> Instructions to follow
The answer must consist of every line from the entries below that contains the word "this".

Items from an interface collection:
========

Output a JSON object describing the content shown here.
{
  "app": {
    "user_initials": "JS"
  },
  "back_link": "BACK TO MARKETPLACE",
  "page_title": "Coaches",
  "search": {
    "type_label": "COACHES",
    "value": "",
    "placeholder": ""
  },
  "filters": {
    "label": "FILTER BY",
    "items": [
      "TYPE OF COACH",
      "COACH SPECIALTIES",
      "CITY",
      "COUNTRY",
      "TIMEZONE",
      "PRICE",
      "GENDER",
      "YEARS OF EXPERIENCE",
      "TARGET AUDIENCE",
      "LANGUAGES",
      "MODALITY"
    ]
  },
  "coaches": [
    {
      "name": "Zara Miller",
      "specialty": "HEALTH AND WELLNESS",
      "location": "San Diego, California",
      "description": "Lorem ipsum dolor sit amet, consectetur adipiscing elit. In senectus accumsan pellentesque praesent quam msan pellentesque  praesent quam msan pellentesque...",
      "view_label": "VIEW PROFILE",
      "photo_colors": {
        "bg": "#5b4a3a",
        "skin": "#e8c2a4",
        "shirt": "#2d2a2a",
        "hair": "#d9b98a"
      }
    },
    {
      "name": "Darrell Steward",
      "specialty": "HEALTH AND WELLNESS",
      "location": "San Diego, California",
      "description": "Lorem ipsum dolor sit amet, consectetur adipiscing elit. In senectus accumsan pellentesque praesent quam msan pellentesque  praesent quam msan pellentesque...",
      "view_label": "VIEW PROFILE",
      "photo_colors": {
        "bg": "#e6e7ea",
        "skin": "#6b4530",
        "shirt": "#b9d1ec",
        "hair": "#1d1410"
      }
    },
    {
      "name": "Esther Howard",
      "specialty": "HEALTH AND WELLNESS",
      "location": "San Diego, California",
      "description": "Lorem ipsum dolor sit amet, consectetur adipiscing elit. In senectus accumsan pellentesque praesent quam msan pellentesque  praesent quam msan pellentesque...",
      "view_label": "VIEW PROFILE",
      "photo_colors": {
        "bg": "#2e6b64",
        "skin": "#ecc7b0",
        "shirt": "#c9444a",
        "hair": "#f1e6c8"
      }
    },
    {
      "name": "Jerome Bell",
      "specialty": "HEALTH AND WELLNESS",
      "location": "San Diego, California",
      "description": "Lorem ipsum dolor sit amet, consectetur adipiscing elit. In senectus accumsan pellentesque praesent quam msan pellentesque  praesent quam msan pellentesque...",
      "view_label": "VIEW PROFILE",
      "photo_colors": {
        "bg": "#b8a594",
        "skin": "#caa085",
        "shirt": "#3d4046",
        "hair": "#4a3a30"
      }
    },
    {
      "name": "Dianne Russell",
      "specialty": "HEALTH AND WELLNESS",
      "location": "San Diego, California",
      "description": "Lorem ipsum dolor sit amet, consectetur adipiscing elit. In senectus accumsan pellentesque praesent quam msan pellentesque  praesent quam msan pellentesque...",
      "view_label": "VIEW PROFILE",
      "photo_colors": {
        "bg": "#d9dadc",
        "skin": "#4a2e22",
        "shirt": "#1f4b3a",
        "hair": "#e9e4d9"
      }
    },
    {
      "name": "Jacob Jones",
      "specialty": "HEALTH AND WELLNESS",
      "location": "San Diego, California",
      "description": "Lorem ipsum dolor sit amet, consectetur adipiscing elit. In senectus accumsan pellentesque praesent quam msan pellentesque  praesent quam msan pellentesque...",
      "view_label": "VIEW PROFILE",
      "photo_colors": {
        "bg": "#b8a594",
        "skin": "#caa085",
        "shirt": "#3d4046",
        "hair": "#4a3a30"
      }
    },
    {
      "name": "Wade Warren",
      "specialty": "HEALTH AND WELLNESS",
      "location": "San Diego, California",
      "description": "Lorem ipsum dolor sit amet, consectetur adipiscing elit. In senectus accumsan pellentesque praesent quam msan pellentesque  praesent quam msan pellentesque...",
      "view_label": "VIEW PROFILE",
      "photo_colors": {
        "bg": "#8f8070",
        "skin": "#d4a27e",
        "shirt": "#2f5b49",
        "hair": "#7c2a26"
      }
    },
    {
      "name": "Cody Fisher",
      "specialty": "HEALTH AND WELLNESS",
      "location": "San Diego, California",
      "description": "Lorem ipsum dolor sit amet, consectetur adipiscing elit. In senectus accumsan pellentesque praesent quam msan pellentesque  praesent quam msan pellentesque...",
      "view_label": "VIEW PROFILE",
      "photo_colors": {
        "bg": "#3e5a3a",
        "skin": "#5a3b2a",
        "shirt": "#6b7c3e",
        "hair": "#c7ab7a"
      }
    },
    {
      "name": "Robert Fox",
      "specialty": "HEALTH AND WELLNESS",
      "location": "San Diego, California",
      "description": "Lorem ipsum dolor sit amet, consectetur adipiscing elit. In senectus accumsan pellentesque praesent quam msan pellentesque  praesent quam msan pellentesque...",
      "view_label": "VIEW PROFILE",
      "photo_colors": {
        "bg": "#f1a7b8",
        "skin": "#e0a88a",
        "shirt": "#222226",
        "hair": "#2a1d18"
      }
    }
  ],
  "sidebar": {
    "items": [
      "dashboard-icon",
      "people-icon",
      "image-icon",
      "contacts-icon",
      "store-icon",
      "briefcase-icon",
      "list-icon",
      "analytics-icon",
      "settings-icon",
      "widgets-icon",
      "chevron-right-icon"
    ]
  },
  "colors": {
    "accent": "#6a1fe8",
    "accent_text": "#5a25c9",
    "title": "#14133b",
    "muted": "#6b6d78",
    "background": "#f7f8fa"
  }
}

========

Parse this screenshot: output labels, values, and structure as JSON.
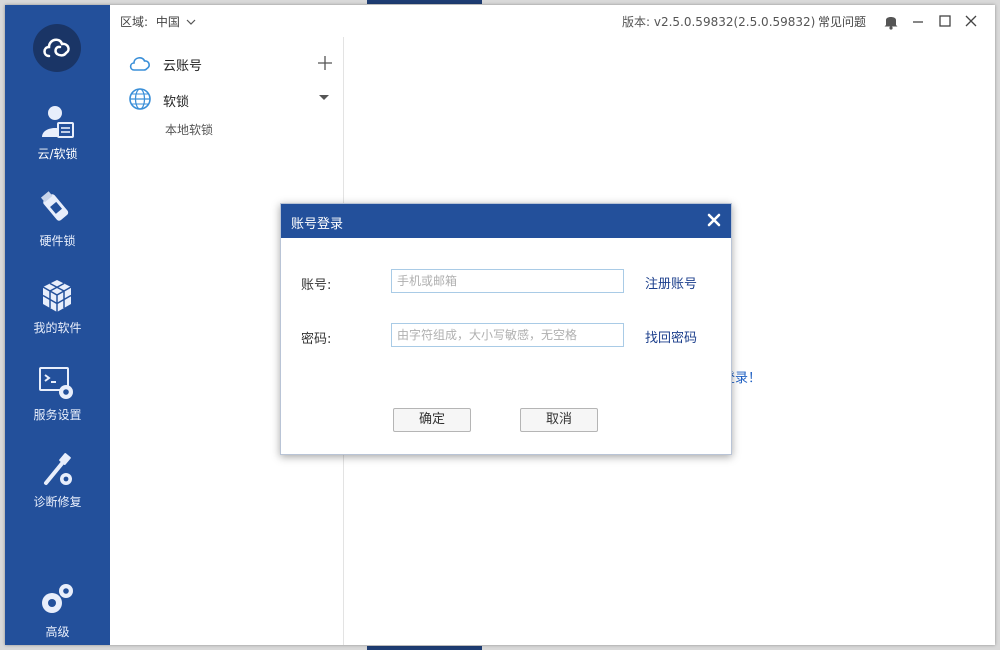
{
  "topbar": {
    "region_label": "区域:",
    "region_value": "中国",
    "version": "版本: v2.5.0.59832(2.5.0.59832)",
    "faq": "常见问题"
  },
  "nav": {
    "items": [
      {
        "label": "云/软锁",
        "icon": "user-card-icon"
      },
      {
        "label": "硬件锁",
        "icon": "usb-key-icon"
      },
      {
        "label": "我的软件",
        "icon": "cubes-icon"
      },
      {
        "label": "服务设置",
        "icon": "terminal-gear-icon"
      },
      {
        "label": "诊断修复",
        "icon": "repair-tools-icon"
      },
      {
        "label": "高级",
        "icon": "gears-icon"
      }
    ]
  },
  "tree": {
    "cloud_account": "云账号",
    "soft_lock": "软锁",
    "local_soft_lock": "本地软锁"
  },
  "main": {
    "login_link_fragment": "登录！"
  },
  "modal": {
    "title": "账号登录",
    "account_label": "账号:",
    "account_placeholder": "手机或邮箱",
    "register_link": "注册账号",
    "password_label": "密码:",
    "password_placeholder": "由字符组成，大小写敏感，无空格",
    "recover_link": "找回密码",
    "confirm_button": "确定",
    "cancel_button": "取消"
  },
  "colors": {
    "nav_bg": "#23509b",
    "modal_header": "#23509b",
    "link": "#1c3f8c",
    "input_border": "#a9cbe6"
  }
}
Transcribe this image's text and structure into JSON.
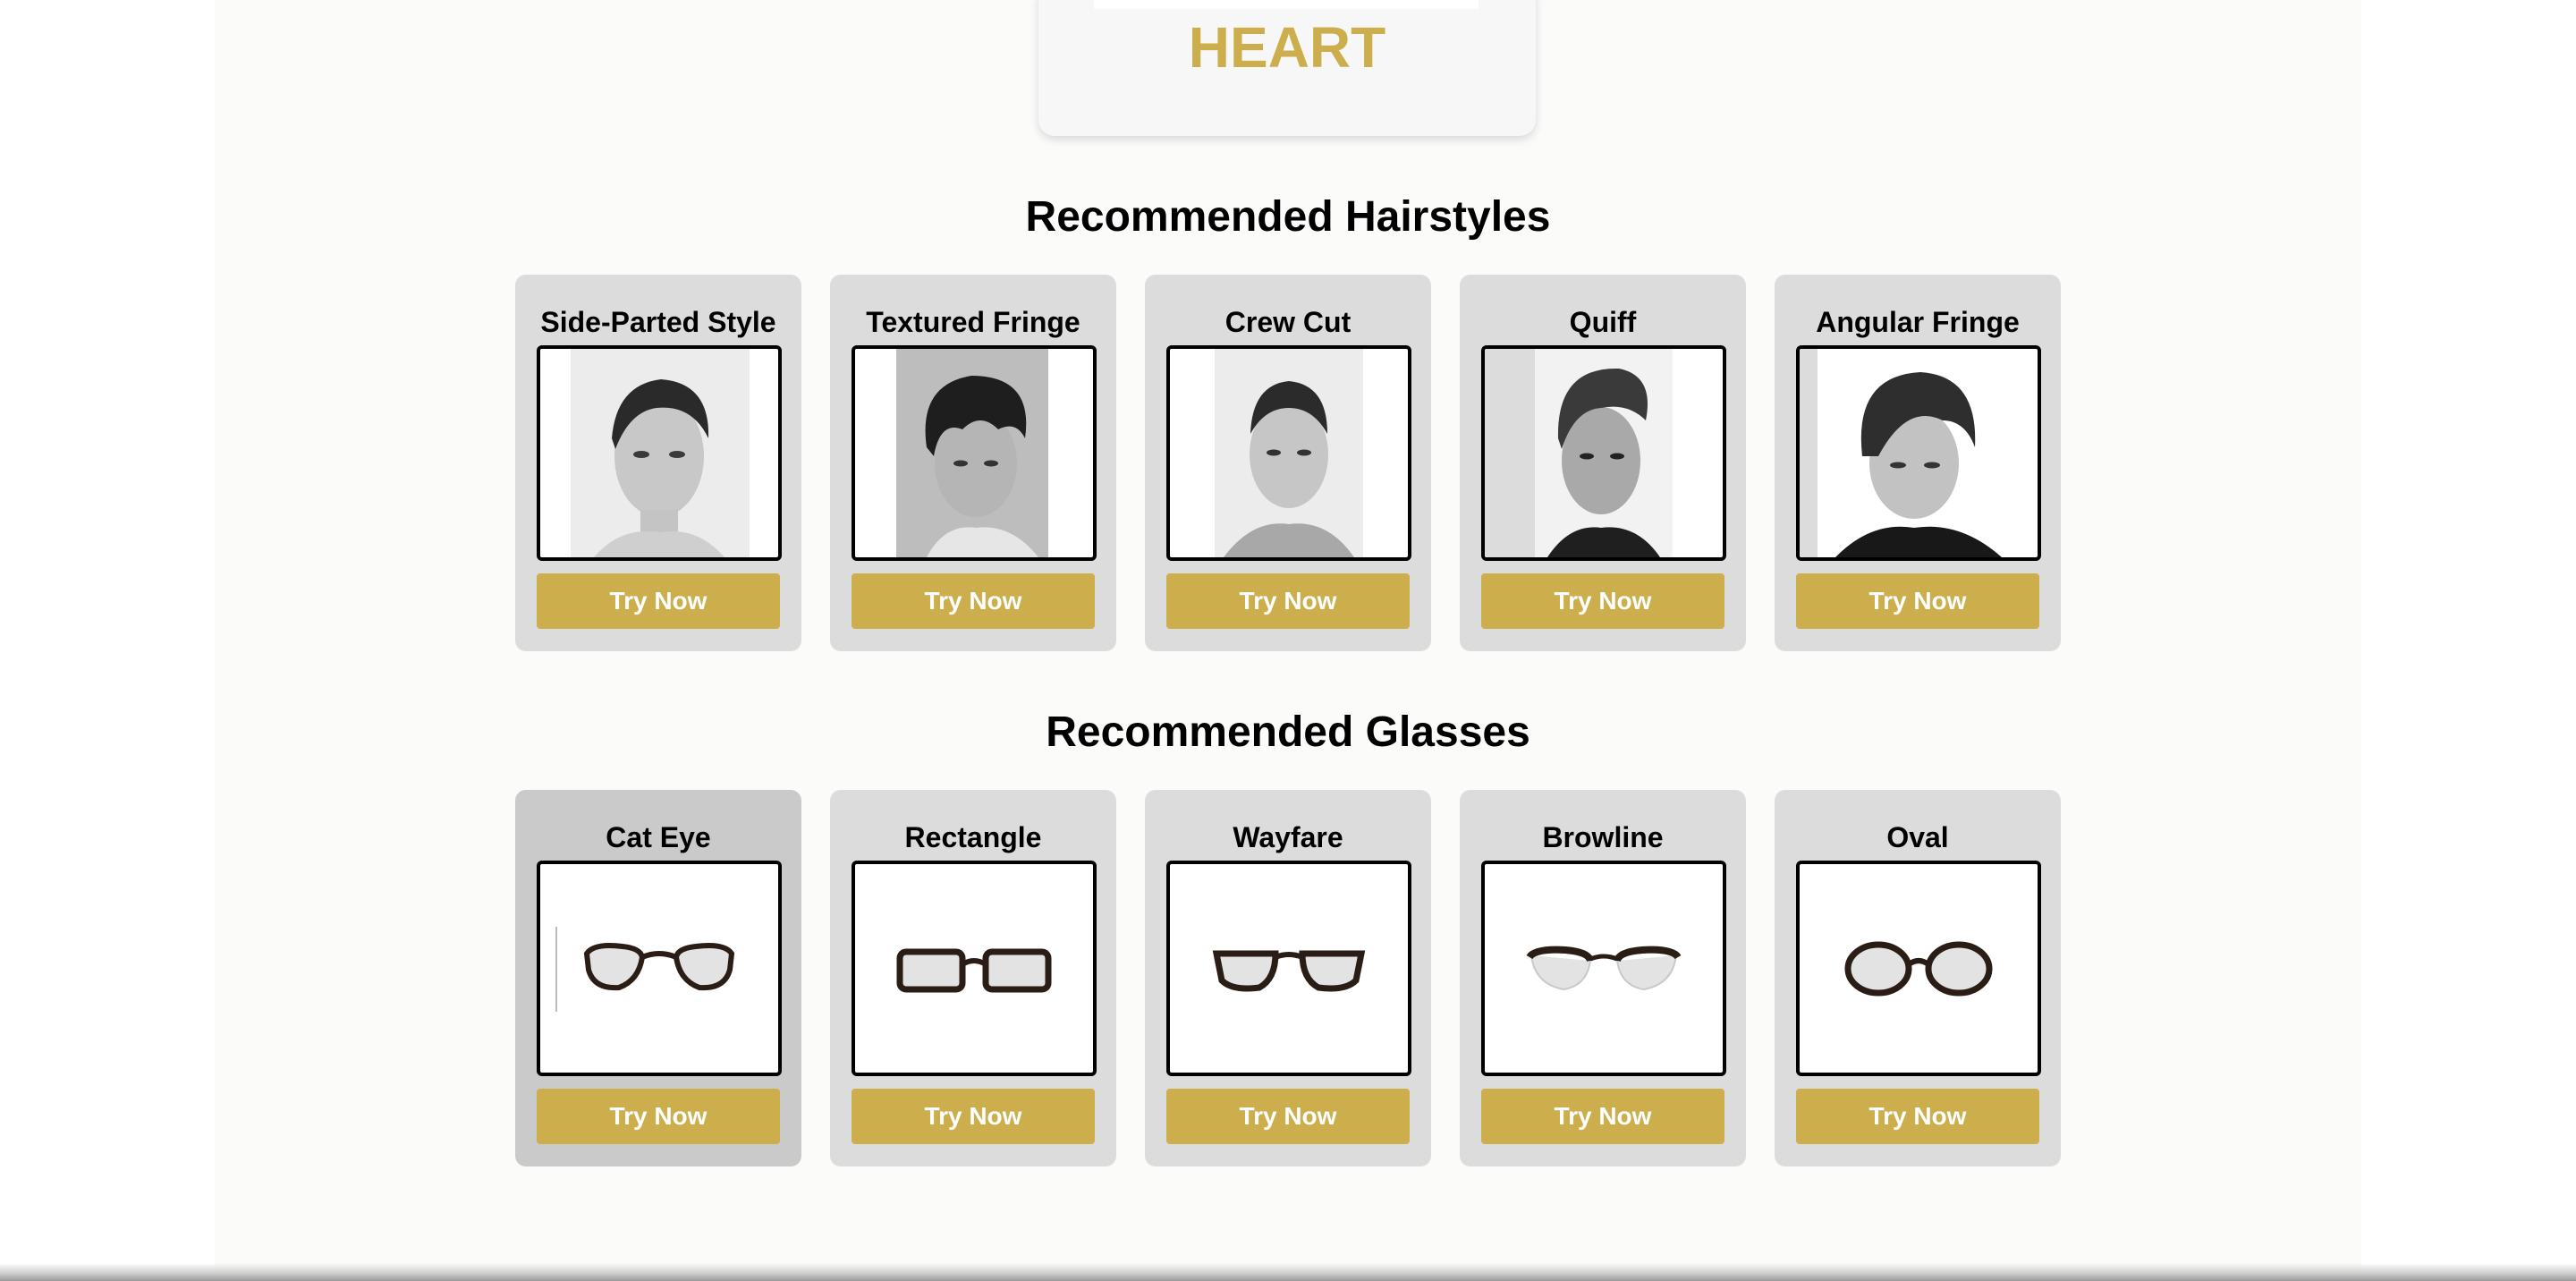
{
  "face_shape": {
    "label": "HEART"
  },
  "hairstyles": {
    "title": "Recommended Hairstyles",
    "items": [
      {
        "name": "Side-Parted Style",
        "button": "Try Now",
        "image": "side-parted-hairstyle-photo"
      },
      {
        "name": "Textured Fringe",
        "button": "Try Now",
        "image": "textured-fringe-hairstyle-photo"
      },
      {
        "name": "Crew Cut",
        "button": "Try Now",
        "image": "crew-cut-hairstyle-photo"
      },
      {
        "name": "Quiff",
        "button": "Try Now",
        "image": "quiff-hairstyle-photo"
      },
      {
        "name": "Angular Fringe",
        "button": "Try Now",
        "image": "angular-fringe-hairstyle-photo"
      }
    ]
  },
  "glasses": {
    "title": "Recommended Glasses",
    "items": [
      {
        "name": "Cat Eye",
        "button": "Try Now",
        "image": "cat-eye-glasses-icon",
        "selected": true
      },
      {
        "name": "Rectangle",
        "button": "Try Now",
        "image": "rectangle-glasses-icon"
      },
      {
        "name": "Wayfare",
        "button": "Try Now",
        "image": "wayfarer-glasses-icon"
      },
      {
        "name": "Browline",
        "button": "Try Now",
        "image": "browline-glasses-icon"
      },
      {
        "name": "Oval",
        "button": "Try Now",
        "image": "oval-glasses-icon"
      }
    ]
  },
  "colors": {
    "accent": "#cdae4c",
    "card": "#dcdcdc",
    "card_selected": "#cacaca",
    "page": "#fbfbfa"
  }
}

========

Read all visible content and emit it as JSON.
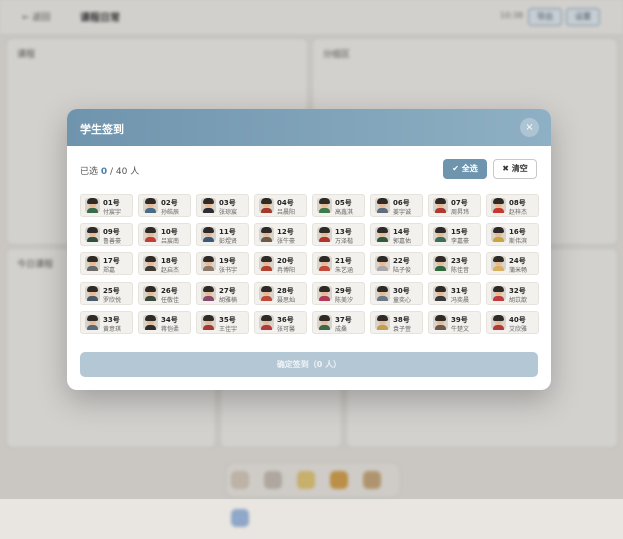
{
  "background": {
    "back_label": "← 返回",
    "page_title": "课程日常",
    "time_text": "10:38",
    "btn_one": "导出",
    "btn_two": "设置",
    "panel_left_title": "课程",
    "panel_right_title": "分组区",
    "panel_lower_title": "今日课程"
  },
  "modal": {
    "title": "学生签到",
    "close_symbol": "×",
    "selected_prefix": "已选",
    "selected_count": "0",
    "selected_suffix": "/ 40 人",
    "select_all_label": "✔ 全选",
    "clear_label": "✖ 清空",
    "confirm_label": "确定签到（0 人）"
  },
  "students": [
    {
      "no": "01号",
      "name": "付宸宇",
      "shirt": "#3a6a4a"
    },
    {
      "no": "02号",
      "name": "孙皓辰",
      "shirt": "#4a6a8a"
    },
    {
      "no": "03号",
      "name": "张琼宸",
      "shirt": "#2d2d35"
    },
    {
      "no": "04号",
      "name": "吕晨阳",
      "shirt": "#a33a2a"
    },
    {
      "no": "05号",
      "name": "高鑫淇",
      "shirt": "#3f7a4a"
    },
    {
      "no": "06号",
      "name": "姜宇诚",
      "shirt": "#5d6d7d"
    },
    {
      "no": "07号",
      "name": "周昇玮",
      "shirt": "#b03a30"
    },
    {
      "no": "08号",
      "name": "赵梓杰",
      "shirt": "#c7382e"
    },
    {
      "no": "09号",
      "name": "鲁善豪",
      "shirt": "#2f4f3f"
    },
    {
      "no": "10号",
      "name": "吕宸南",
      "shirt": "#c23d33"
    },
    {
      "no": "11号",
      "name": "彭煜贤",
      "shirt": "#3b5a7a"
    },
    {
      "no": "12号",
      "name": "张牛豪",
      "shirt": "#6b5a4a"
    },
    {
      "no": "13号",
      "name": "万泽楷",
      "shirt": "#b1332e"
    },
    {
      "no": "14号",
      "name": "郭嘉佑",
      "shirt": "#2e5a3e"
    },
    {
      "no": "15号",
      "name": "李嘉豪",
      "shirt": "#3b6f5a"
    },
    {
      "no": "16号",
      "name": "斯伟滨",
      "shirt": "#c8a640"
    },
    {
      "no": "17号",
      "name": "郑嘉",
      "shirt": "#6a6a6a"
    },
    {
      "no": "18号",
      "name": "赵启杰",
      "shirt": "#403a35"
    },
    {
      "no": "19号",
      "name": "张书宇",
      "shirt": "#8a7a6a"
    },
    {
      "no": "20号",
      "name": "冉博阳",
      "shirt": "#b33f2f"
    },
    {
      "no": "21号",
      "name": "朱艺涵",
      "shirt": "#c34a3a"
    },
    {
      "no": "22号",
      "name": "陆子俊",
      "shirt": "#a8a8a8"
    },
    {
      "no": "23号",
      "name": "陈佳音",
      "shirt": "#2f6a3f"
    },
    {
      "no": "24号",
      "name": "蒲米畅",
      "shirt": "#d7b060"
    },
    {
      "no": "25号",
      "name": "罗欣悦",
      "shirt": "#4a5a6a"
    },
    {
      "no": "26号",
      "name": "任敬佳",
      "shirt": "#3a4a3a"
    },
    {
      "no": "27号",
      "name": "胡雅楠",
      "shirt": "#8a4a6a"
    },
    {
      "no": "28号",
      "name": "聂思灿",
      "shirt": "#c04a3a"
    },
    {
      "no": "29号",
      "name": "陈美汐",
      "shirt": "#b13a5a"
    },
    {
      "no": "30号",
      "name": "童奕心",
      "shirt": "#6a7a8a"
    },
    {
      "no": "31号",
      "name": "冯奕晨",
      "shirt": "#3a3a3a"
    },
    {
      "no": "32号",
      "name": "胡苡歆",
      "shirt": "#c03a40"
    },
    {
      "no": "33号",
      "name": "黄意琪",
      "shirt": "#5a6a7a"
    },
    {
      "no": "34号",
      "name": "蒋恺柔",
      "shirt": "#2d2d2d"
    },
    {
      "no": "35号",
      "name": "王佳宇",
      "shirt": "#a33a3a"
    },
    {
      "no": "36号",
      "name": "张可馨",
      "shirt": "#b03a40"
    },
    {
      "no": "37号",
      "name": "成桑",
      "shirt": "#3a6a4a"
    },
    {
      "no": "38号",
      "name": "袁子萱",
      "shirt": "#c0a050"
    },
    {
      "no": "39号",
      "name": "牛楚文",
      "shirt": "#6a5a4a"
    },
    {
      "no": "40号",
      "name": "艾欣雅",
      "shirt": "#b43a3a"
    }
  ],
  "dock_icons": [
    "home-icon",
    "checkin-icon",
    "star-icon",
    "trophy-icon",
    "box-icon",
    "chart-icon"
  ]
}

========

> Result of the exercise
Parse this screenshot: output labels, values, and structure as JSON.
Transcribe this image's text and structure into JSON.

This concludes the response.